MANILA -- As the nation marks on Friday (Nov. 30) the 155th birth anniversary of Gat Andres Bonifacio, the father of the 1896 Revolution against Spain, it is also worth recalling how the “First Cry” monument was relocated from its original site in Balintawak to the University of the Philippines (UP) campus in Diliman, Quezon City in 1968, or exactly 50 years ago this year.

As part of such recollection, it is also worth mentioning the important but little-known role played by the late former National Historical Commission (NHC) Chairman Carmen Guerrero Nakpil, together with the late former UP President Carlos P. Romulo, in the transfer of the said monument from the original place, where it was inaugurated on Sept. 3, 1911, as a tribute to the heroes of the revolution launched by Bonifacio, among many others, on Aug. 23, 1896.

Mrs. Nakpil died on July 30, 2018 at age 96. She served as NHC head from 1967 to 1971. On the other hand, Romulo died on Dec. 15, 1985 and was buried at the Libingan ng mga Bayani (Heroes’ Cemetery) in Fort Bonifacio, Taguig City. He was 87 years old.

Historians say that the “Cry” monument was considered as the first national memorial for Bonifacio and his men prior to the erection in 1933 of the imposing Bonifacio monument at the intersection of Epifanio Delos Santos Ave. (Edsa), MacArthur Highway, Rizal Ave. Extension, and A. Samson Road in Grace Park, Caloocan City.

The monument in Balintawak was inaugurated in 1911 and as such, it used to serve as the site for the annual celebration of the Cry of Balintawak every August 26 until 1962, when it was moved to August 23. The name of the event was also renamed as the Cry of Pugad Lawin.

In 1968, the then Bureau of Public Highways (BPH), predecessor of the present Department of Public Works and Highways (DPWH), removed the “Cry” monument to give way to the widening of Edsa and the construction of the present Balintawak Cloverleaf Interchange.

The cloverleaf interchange construction was necessitated by the extension of the then Manila North Diversion Road (MNDR), which was inaugurated by then President Ferdinand Marcos in 1966. It originally covered a length of 36 kilometers from Balintawak to Tabang, Guiguinto, Bulacan.

MNDR was the original name of the present North Luzon Expressway, which begins from Balintawak and ends at Dau, Mabalacat, Pampanga.

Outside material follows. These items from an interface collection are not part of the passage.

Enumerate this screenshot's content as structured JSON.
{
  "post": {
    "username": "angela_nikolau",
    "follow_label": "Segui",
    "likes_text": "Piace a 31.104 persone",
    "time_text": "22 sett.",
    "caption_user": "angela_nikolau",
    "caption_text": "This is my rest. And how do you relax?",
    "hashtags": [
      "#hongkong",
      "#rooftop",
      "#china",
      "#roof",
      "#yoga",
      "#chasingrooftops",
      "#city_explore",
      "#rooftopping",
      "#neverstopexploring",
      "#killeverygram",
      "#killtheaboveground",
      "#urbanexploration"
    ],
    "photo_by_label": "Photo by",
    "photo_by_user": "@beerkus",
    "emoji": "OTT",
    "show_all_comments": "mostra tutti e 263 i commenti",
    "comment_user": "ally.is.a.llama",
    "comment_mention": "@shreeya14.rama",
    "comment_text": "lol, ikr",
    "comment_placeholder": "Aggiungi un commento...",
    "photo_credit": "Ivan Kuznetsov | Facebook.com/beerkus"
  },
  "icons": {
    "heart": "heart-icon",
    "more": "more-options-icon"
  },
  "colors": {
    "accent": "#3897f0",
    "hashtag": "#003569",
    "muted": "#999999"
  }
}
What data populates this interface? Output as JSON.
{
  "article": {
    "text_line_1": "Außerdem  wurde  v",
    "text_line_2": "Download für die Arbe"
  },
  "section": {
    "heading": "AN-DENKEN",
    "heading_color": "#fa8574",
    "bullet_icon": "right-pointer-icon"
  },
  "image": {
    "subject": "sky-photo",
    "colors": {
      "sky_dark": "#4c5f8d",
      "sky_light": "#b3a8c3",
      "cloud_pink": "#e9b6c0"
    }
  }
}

Not many people, particularly the millennials, are aware of how the “Cry” monument was transferred to Diliman from Balintawak after it was dismantled from its location, and this article is written for them.

One afternoon in August 1968, while I was on my way from Novaliches to the editorial office of the defunct Philippine News Service (PNS) at the second floor of the National Press Club (NPC) building along Magallanes Drive in Intramuros, Manila, I noticed that the dismantled monument was just dumped together with a heap of garbage near the temporary field office of the BPH in what is now known as Camachile area in Balintawak. PNS was the predecessor of the present Philippine News Agency (PNA).

Newsman instinct told me I must do something about what happened to the monument. I alighted from the public utility jeepney I was riding and took a photo of the monument along with the pile of garbage, using an instamatic camera, the popular model at that time.

At the PNS office, I requested the photo laboratory man to develop the photo while I was writing the corresponding story.

The photo of the dismantled monument was published on the back page of the defunct Daily Mirror, the afternoon daily of the old Manila Times Publishing Co. Inc. It caught the attention of then NHC Chairman Nakpil and immediately contacted the PNS office through the telephone to get additional details.

Since I was the source of the photo and the story, the phone call was referred to me by the duty editor. I talked briefly with Mrs. Nakpil, narrating to her the circumstances behind the removal of the monument from its original location. She promised to do something about it.

I learned later that she discussed the matter with UP President Romulo, who agreed to relocate the monument at the state university campus in Diliman, particularly in front of the UP Vinzons Hall.

The relocated monument was inaugurated on Nov. 29, 1968. (PNA)